Josephine Foster returns to OTO for two-day residency with her masterful self-honed songbook - some singalongs, some deep atmospheric tales that leave the listener yearning to know more. Josephine Foster is not only a captivating songwriter and performer, but also is daring, versatile and irreverent in her approach to subject and form. Foster will be performing solo on the first evening before being joined by longstanding collaborator and musical foil, Victor Herrero for a duo set the second night.
"It's a pretty much perfect set, a quiet masterclass in songwriting with melodies that find the sweet spot in unexpected places and a self-possessed beauty that only grows with every listen." – Time Out, review of I'm A Dreamer
Josephine Foster is a modern American folk singer-songwriter and musician from Colorado. As an adolescent she worked as a funeral and wedding singer, and aspired to become an opera singer.
Her most recent album “No More Lamps In the Morning”, released last year, is a new folk route for Josephine, a stripped down starsailor vector connecting heller to highwater. Performing on nylon string guitar she weaves intimate readings of songs spanning her songwriting career including selections from recent albums “This Coming Gladness” (2008) and “I’m a Dreamer” (2013) and back to Born Heller (2004).
Foster’s new route is a free, chromatic music, a tuneful montana of mind–an expansive harmonic space dominated by Rif mountain on the horizon. As highwater as the music is, as broad the stylistic palette of the musicians, the music really exists in service of the lyrics. Two of the songs on No More Lamps are poems by Rudyard Kipling and James Joyce given musical settings by Foster. The rest arguably are musical settings of her own poems strengthened in a fiery crucible of guitars in which dissonant notes bend and quaver as wirefork embers, dying without affecting the glowing tonal fire which unites contrary forces in a Moroccan speakeasy.
She has performed for an audience of burros, concerts of Federico Garcia Lorca poems set to music. A music of wandering and a music of roots. An impermanent tradition passed down for generations. Let your loved ones know.
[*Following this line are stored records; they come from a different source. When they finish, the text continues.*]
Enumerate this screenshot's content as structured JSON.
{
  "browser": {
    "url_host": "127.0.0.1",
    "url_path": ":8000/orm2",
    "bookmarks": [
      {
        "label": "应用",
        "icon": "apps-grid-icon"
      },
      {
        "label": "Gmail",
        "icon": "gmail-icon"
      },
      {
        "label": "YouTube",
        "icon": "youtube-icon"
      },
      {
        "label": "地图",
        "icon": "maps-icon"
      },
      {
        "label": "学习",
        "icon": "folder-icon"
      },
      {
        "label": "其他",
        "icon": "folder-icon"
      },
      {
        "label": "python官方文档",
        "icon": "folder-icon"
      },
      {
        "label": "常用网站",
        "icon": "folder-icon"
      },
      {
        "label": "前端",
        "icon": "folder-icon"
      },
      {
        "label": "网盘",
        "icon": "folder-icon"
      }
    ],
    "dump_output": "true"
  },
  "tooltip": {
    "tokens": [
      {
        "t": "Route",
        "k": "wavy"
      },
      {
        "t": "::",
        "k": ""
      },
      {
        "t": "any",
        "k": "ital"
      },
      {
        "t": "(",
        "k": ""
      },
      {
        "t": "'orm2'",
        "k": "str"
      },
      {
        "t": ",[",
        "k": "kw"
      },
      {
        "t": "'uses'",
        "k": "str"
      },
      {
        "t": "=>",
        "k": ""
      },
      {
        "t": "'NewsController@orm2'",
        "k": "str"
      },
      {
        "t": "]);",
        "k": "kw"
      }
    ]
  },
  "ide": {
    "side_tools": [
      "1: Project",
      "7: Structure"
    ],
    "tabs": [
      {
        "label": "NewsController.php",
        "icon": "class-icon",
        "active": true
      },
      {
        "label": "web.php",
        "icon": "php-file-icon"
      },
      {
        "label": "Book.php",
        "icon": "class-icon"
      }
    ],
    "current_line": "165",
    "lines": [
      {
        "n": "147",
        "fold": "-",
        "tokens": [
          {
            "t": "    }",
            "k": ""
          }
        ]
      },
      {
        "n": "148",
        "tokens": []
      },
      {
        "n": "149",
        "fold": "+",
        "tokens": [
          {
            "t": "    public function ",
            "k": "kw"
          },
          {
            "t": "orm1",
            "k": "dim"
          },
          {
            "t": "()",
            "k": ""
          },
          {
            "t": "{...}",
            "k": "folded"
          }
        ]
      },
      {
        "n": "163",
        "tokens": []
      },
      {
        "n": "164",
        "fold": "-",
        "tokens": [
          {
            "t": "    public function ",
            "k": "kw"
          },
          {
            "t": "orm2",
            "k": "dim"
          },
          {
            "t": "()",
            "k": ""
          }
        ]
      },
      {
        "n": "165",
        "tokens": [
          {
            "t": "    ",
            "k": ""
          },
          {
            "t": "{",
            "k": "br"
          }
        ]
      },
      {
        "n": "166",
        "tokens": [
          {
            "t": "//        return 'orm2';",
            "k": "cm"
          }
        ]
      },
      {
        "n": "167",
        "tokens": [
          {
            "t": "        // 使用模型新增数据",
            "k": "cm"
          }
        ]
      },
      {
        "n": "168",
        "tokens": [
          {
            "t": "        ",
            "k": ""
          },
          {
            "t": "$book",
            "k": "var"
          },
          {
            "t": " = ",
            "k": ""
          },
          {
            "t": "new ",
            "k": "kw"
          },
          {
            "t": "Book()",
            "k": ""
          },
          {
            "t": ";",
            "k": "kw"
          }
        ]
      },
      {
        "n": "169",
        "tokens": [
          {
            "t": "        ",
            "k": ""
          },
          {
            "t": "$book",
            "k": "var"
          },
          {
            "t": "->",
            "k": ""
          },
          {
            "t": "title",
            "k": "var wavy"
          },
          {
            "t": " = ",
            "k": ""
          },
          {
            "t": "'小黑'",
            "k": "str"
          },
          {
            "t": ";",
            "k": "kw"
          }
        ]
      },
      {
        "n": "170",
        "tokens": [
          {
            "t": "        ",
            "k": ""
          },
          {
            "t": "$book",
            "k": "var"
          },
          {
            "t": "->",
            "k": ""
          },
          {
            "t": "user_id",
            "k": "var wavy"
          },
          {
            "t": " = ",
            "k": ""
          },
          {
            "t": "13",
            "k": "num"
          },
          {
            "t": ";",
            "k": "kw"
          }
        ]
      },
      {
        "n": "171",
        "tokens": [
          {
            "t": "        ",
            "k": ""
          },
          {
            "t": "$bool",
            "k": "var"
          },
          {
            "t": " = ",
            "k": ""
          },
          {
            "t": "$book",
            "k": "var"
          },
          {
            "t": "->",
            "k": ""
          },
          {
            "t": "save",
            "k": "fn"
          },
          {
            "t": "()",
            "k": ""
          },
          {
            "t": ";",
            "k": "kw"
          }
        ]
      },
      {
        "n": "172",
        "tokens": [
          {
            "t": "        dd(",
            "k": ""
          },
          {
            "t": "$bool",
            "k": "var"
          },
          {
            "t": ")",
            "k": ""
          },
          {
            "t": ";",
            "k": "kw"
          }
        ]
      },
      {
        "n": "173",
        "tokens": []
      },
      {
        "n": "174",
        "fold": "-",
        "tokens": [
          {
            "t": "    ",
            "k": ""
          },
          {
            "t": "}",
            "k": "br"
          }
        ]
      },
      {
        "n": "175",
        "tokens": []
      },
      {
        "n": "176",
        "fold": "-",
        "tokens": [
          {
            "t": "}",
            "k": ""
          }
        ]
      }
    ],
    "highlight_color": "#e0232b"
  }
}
'Satoshi Yamada ( / Hi / Zo / U / Bu / Tu ) is playing with some instruments and his manager's voice. But unfortunately he can't distinguish the pronunciation of l and r. Jesus, don't you think that's a great disaster? Let's make a special concession like all of the cameramen should be free. Please contact email@example.com / firstname.lastname@example.org. Secret guest(s) TBA, hopefully.'